A central team wants to know if Sri Lankan Tamils want to return to their country.
Rediff.com's A Ganesh Nadar reports from the Mandapam refugee camp.
A two-member central team visited the refugee camp in Mandapam, Ramanathapuram district, Tamil Nadu, to find out if the Sri Lankan Tamils want to go back to their country nine years after the civil war that devastated the island-nation ended.
The Mandapam camp, which houses 850 refugees, is the receiving camp for those coming from Sri Lanka before being sent to other camps in Tamil Nadu.
A notification said the objective behind the central team's visit was 'to know about the facilities being given to the refugees, and their wishes and requirements to go back to their country'.
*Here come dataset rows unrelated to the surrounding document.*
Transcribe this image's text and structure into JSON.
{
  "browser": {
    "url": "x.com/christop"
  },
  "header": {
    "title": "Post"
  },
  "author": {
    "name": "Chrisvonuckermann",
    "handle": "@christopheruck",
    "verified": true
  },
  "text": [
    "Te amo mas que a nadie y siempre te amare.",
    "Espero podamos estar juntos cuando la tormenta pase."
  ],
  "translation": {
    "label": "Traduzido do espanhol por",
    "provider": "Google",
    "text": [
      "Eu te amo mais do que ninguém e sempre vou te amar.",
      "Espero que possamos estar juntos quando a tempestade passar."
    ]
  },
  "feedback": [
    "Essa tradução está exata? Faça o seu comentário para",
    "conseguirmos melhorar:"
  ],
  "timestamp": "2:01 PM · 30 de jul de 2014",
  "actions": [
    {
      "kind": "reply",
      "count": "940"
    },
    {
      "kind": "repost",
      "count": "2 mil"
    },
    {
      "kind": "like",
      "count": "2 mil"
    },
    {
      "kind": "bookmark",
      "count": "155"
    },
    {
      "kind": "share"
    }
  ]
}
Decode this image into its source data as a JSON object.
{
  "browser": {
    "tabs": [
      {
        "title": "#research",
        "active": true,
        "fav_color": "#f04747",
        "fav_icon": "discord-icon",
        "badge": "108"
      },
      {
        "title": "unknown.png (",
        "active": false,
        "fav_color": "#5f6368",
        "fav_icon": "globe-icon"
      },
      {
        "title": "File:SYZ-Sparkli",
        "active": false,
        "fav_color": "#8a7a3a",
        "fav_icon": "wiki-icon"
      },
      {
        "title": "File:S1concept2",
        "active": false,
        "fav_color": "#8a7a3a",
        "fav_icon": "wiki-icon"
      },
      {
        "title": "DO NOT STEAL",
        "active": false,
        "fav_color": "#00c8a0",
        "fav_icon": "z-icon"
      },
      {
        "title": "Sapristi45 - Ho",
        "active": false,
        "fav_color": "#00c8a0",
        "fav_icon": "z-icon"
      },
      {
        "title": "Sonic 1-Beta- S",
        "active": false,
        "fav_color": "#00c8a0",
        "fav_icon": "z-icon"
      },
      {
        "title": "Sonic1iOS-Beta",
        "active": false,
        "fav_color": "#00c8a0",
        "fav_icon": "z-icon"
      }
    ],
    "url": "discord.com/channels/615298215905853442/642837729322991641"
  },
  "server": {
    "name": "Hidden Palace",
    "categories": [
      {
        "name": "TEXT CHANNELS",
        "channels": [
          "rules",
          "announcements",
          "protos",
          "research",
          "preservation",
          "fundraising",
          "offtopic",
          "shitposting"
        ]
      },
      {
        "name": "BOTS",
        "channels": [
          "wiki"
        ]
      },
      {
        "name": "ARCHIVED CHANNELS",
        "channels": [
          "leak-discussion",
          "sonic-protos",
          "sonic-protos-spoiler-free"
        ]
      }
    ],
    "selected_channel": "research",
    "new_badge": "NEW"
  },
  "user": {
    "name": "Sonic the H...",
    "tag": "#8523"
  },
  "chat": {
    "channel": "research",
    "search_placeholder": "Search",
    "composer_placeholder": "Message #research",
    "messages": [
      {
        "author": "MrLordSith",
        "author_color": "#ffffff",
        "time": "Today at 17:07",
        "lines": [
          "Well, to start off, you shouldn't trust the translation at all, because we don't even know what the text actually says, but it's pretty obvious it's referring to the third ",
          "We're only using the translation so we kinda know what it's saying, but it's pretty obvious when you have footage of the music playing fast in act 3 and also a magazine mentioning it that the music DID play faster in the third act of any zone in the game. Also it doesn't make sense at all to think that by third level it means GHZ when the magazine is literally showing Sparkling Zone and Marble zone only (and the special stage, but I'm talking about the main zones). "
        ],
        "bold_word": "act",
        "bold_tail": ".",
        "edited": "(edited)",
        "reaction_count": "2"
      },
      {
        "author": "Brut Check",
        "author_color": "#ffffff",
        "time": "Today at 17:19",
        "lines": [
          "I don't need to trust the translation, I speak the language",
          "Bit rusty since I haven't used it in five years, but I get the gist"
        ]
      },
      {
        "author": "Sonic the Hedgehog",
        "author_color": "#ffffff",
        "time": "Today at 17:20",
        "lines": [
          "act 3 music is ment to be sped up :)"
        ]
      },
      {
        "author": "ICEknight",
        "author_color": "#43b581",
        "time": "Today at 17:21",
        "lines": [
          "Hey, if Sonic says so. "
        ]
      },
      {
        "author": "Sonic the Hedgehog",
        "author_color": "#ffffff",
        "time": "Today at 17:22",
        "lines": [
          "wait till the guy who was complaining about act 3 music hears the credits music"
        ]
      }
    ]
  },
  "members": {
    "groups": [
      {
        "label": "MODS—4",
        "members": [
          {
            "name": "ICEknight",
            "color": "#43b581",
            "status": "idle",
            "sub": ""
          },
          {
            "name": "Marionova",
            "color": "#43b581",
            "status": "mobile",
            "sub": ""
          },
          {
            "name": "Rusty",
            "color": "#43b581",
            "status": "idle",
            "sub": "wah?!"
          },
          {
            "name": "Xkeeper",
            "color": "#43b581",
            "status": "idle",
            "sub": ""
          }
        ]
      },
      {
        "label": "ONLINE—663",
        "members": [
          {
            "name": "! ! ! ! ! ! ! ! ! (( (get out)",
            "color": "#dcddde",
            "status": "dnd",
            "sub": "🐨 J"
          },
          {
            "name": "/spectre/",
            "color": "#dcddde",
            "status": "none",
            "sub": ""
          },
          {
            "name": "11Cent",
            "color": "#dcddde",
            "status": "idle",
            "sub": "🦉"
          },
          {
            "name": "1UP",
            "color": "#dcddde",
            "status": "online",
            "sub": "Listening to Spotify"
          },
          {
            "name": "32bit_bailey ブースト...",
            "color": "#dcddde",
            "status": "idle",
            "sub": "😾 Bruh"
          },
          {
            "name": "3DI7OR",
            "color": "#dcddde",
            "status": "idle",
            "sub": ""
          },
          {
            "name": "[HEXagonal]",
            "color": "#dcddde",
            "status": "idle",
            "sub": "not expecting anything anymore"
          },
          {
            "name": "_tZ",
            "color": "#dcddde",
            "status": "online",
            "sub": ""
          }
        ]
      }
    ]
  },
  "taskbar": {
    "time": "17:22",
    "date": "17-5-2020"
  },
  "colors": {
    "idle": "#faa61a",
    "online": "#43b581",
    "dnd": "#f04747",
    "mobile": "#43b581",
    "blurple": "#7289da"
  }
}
The central team comprised Prasanthajith Dev, director for refugee rehabilitation at the home ministry, and Satheesh Kumar, secretary for rehabilitation, apart from Tamil Nadu government officials.
"They did not meet all of us, but met only those who wanted to meet them," one Sri Lankan Tamil refugee tells me. "They asked about the facilities here and we said we are happy."
"Most of us are happy here and don't want to go back. Some want to go back and they informed the central team that they are willing to go back."
"I have been here for 20 years now, I don't know what awaits us there (in Sri Lanka)," confides a Sri Lankan Tamil who wants to go home.
"I want to take all my things as setting up house is not easy," the man adds. "They should start a ferry service so we can take our things. By air we can only take our clothes. In that case I will have to leave everything here or sell it at a throwaway price."
A ferry service from Tuticorin to Sri Lanka was launched in June 2011, but it was shut down five months later by then chief minister J Jayalalithaa citing security concerns.
"OfERR (Organisation for Eelam Refugees Rehabilitation which works among the refugees) volunteers are canvassing the refugees to go back, but everyone is not willing to," adds a third Sri Lankan Tamil.
"My mother came here with me and my sister 25 years ago after we lost our father in Sri Lanka," a young woman tells me.
"All my life I have been here, so I don't want to go back ever," she declares. "My sister is married to another Lankan Tamil. I also want to get married and settle down here."
Over 100,000 Sri Lankan Tamil refugees are spread across Tamil Nadu, with at least one camp in each district.
These Sri Lankan Tamils live under the watchful eye of the Tamil Nadu police's 'Q' branch, which is why none of those I speak to reveal their names.
Since these Sri Lankan Tamils have lived in India for many years, some observers feel they should be granted Indian citizenship.
Maintaining the refugee camps and sustaining the refugees, they feel, is an unnecessary burden on the government.
Kindly note: The photograph of the Mandapam camp has been published only for representational purposes. Photograph: A Ganesh Nadar/Rediff.com